It captures something very true about the human condition and will give you deeper insights every time you play it.

Like a true work of art.

The Bad
A complaint is made that this game gives you illusory choices. Now if I said it's part of the point, would it satisfy you?

But Pentiment is an existentialist work. In games that give you power fantasy, you can make all the right choices and save everyone.

But Pentiment is not about this power fantasy. In the eyes of the Eternal Judge... or the Great Nothingness, if you prefer that there is nothing but the meaning we make ourselves - you can only represent yourself (the main character of this game, as he stands under the eyes of the God he believes in).

You cannot make choices for other people.

Just because you played it right, you cannot avert an historical tragedy (The Peasant War) that happens anyway, no matter what choices you made.

People can be driven to do horrible things. And sometimes it was they themselves that drove them to do horrible things.

Still, as a game made by designers that have always prided themselves in giving player choices, this game does purposefully err against standard player experience conventions, which can be off-putting to people.

You cannot even save your game. And you probably did made a mistake, and the consequences were not to your liking. There is no reload button in life.

So why would there be in a game that tries to say something about what it is to live? We all have to live with our mistakes, including your character in this game.

This game will not make you feel good. But it will evoke in you what it is to be human.

The Bottom Line
There is nothing else like it.

This game was purposefully designed to be art.

And it's one the greatest games ever made.

Windows · by The Fabulous King (1332) · 2023
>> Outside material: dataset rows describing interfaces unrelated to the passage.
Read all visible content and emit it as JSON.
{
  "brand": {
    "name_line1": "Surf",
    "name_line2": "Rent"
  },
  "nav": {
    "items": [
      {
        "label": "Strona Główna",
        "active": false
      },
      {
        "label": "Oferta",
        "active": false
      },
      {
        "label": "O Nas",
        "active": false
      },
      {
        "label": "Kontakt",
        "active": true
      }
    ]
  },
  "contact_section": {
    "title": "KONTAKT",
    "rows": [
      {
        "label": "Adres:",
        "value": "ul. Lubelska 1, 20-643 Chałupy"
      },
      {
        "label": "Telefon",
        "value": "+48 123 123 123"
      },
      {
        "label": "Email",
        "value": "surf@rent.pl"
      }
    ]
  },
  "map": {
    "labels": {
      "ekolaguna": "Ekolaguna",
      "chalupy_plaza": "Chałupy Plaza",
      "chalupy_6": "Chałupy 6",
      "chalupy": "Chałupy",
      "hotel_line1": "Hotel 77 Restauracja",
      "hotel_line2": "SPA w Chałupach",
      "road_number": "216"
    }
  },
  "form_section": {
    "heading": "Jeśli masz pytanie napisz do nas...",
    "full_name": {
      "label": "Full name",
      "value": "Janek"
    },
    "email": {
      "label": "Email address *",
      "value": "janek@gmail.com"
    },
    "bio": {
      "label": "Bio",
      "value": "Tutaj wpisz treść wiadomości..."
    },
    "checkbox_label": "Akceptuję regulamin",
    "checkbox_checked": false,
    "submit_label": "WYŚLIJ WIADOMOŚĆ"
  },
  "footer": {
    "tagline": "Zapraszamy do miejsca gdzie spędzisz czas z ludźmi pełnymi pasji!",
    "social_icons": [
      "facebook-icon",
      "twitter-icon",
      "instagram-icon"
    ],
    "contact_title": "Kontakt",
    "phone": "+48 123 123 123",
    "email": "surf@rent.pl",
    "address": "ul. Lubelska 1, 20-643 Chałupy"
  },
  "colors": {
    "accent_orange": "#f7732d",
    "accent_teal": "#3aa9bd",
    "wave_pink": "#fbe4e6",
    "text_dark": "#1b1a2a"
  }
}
Contributors to this Entry

Critic reviews added by Tim Janssen, Utritum, lightlands, Sarwar Ron, Koterminus, Victor Vance, Plok, El Bosso.